Required work
Return the number of lines below that contain "Workflow"; nothing else belongs in the reply.

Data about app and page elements

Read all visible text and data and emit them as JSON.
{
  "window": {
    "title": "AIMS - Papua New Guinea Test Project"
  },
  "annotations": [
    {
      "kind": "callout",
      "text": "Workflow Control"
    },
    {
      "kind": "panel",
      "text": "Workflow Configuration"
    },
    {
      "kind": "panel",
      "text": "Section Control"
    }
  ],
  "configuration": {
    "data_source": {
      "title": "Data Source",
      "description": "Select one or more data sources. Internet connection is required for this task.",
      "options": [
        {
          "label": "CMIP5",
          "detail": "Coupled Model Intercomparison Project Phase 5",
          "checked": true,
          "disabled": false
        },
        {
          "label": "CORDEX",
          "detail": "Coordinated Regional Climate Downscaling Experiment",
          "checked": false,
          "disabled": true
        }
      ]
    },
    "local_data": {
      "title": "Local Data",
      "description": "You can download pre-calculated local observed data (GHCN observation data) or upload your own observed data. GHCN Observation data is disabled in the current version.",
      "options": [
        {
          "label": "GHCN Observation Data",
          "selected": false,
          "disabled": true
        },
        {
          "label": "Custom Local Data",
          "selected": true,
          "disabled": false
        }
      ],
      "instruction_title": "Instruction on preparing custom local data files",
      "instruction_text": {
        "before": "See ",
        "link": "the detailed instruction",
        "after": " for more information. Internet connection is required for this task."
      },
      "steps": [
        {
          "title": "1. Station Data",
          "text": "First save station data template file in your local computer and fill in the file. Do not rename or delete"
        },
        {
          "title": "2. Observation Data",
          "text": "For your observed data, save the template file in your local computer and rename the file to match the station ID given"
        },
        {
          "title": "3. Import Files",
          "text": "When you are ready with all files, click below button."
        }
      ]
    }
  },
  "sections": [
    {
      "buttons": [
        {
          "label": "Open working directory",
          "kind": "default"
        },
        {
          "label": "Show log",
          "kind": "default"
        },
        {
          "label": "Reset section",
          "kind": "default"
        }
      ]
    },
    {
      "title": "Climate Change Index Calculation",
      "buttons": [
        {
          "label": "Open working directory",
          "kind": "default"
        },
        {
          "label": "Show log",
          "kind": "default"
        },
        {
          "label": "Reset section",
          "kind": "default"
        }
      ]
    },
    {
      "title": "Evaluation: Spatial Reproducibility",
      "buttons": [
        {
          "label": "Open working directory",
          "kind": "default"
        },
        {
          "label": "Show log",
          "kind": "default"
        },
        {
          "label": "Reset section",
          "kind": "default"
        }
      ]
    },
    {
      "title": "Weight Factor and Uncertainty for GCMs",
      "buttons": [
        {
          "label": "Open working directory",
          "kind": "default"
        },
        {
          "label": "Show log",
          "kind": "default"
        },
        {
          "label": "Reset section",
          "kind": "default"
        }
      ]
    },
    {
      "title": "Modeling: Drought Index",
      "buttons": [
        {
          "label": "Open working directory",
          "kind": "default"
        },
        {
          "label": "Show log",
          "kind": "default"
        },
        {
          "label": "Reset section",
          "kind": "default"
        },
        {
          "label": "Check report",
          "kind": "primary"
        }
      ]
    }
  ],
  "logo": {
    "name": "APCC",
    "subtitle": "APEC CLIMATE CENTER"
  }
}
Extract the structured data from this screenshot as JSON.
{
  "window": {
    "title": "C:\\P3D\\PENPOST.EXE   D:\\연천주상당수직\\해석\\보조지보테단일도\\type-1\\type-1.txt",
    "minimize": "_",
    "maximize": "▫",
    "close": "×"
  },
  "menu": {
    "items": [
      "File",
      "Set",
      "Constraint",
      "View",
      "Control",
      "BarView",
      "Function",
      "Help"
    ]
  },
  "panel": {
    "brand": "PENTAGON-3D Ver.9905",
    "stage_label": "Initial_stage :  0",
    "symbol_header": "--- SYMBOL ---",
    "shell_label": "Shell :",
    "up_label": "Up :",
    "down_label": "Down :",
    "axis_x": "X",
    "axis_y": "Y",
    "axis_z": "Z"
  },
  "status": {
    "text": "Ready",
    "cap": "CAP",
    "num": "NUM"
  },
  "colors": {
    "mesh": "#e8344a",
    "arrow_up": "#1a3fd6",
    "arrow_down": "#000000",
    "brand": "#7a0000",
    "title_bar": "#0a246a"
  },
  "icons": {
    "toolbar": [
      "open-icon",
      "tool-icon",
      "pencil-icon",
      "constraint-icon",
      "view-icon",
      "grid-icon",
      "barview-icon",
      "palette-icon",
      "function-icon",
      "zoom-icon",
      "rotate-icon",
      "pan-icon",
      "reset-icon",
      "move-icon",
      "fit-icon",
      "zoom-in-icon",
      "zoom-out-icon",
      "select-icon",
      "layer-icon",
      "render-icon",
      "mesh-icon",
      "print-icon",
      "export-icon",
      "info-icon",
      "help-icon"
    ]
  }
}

Problem solution
2